> [EXERCISE PROMPT]
What is the number of lines in the entries that contain the word "time"? Reply with that number only.

Items listed in a dataset
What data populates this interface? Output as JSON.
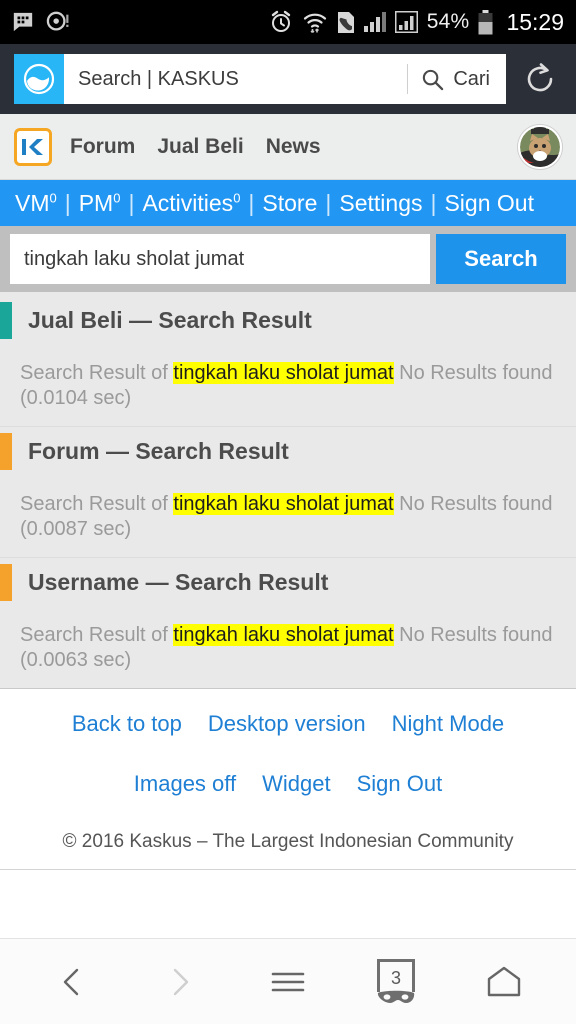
{
  "statusbar": {
    "left_icons": [
      "bbm-chat-icon",
      "disc-alert-icon"
    ],
    "right_icons": [
      "alarm-icon",
      "wifi-icon",
      "sim-card-icon",
      "signal-bars-icon",
      "signal-bars-boxed-icon"
    ],
    "battery_percent": "54%",
    "battery_icon": "battery-icon",
    "clock": "15:29"
  },
  "browser": {
    "app_icon": "uc-browser-icon",
    "page_title": "Search | KASKUS",
    "search_icon": "search-icon",
    "search_label": "Cari",
    "reload_icon": "reload-icon"
  },
  "site_header": {
    "logo": "kaskus-k-logo",
    "nav": [
      {
        "label": "Forum"
      },
      {
        "label": "Jual Beli"
      },
      {
        "label": "News"
      }
    ],
    "avatar": "user-avatar-cat"
  },
  "utility_nav": {
    "separator": "|",
    "items": [
      {
        "label": "VM",
        "count": "0"
      },
      {
        "label": "PM",
        "count": "0"
      },
      {
        "label": "Activities",
        "count": "0"
      },
      {
        "label": "Store",
        "count": ""
      },
      {
        "label": "Settings",
        "count": ""
      },
      {
        "label": "Sign Out",
        "count": ""
      }
    ]
  },
  "search": {
    "value": "tingkah laku sholat jumat",
    "placeholder": "tingkah laku sholat jumat",
    "button_label": "Search"
  },
  "results": {
    "prefix": "Search Result of ",
    "query": "tingkah laku sholat jumat",
    "suffix": " No Results found",
    "blocks": [
      {
        "title": "Jual Beli — Search Result",
        "accent_color": "#1aa79a",
        "time": "(0.0104 sec)"
      },
      {
        "title": "Forum — Search Result",
        "accent_color": "#f5a22d",
        "time": "(0.0087 sec)"
      },
      {
        "title": "Username — Search Result",
        "accent_color": "#f5a22d",
        "time": "(0.0063 sec)"
      }
    ]
  },
  "footer": {
    "row1": [
      {
        "label": "Back to top"
      },
      {
        "label": "Desktop version"
      },
      {
        "label": "Night Mode"
      }
    ],
    "row2": [
      {
        "label": "Images off"
      },
      {
        "label": "Widget"
      },
      {
        "label": "Sign Out"
      }
    ],
    "copyright": "© 2016 Kaskus – The Largest Indonesian Community",
    "link_color": "#1e7fd4"
  },
  "bottom_nav": {
    "items": [
      {
        "icon": "back-arrow-icon",
        "enabled": "true"
      },
      {
        "icon": "forward-arrow-icon",
        "enabled": "false"
      },
      {
        "icon": "menu-icon",
        "enabled": "true"
      },
      {
        "icon": "tabs-icon",
        "enabled": "true"
      },
      {
        "icon": "home-icon",
        "enabled": "true"
      }
    ],
    "tab_count": "3",
    "incognito_mask": "incognito-mask-icon"
  }
}
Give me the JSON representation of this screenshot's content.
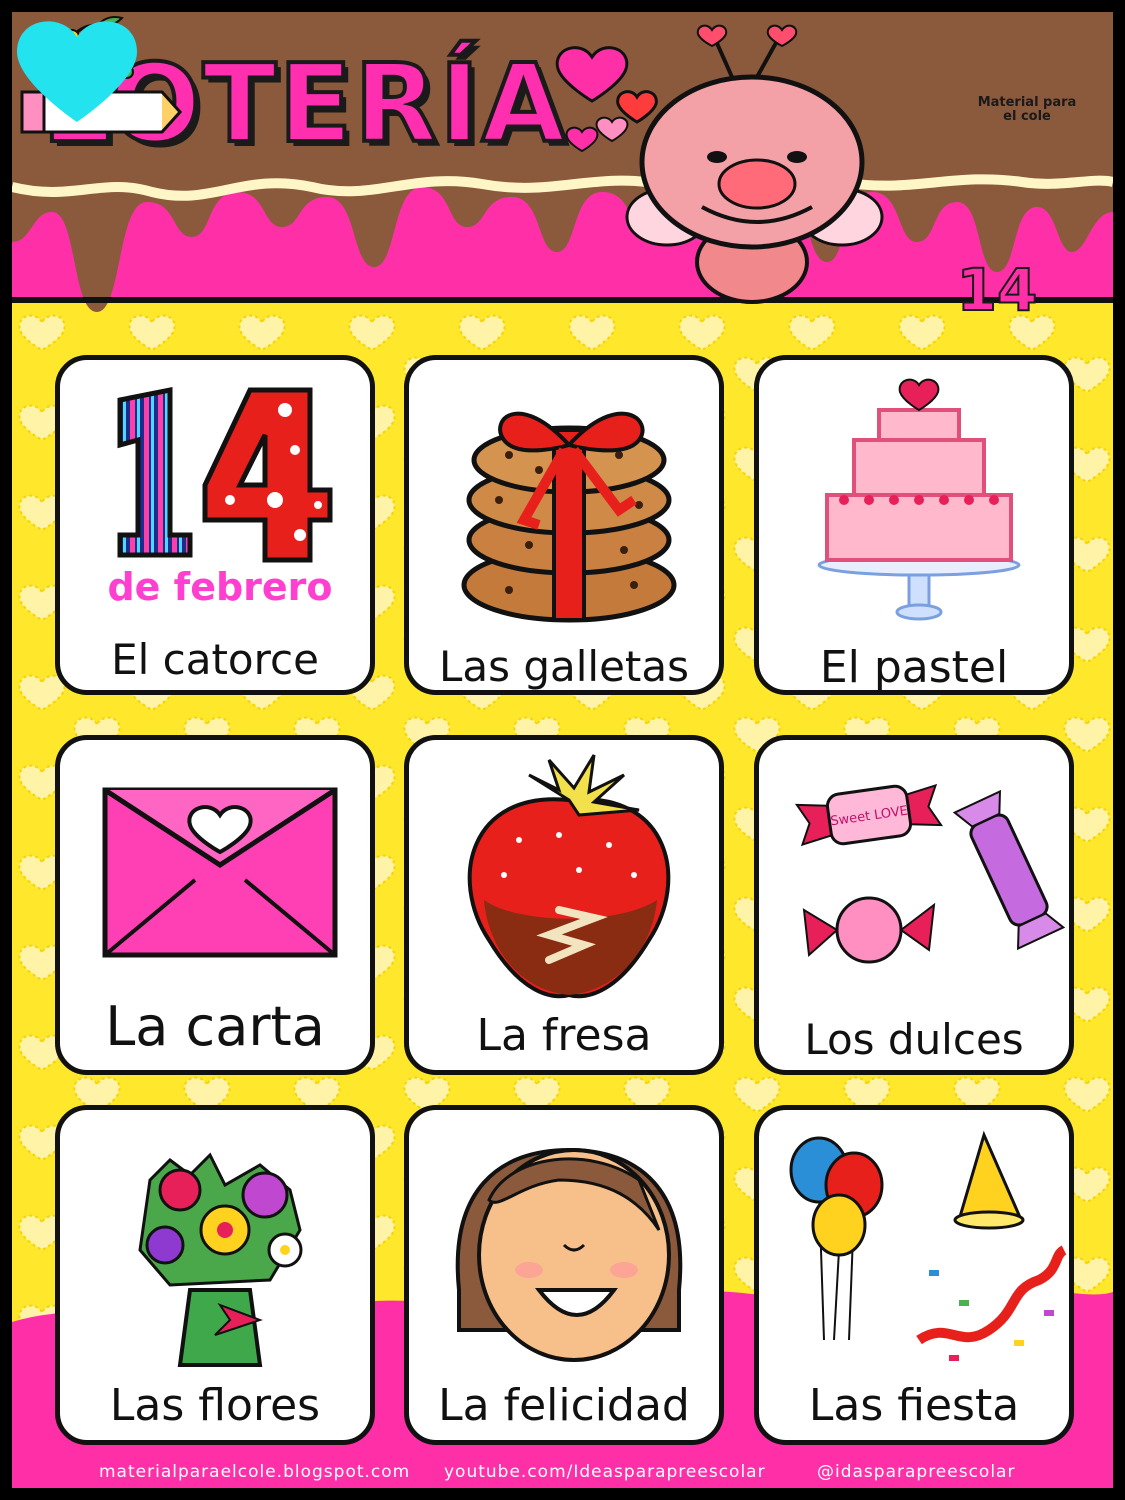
{
  "title": "LOTERÍA",
  "board_number": "14",
  "logo": {
    "line1": "Material para",
    "line2": "el cole"
  },
  "colors": {
    "pink": "#ff2fa8",
    "yellow": "#ffe82b",
    "chocolate": "#8b5a3c",
    "cyan": "#22e3ee"
  },
  "cards": [
    {
      "label": "El catorce",
      "icon": "fourteen-february-icon",
      "art_text": {
        "number": "14",
        "caption": "de febrero"
      }
    },
    {
      "label": "Las galletas",
      "icon": "cookies-with-ribbon-icon"
    },
    {
      "label": "El pastel",
      "icon": "cake-icon"
    },
    {
      "label": "La carta",
      "icon": "envelope-heart-icon"
    },
    {
      "label": "La fresa",
      "icon": "chocolate-strawberry-icon"
    },
    {
      "label": "Los dulces",
      "icon": "candies-icon",
      "art_text": {
        "wrapper": "Sweet LOVE"
      }
    },
    {
      "label": "Las flores",
      "icon": "flower-bouquet-icon"
    },
    {
      "label": "La felicidad",
      "icon": "happy-face-icon"
    },
    {
      "label": "Las fiesta",
      "icon": "party-balloons-hat-icon"
    }
  ],
  "footer": {
    "blog": "materialparaelcole.blogspot.com",
    "youtube": "youtube.com/Ideasparapreescolar",
    "instagram": "@idasparapreescolar"
  }
}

> [ANSWER BOX]
3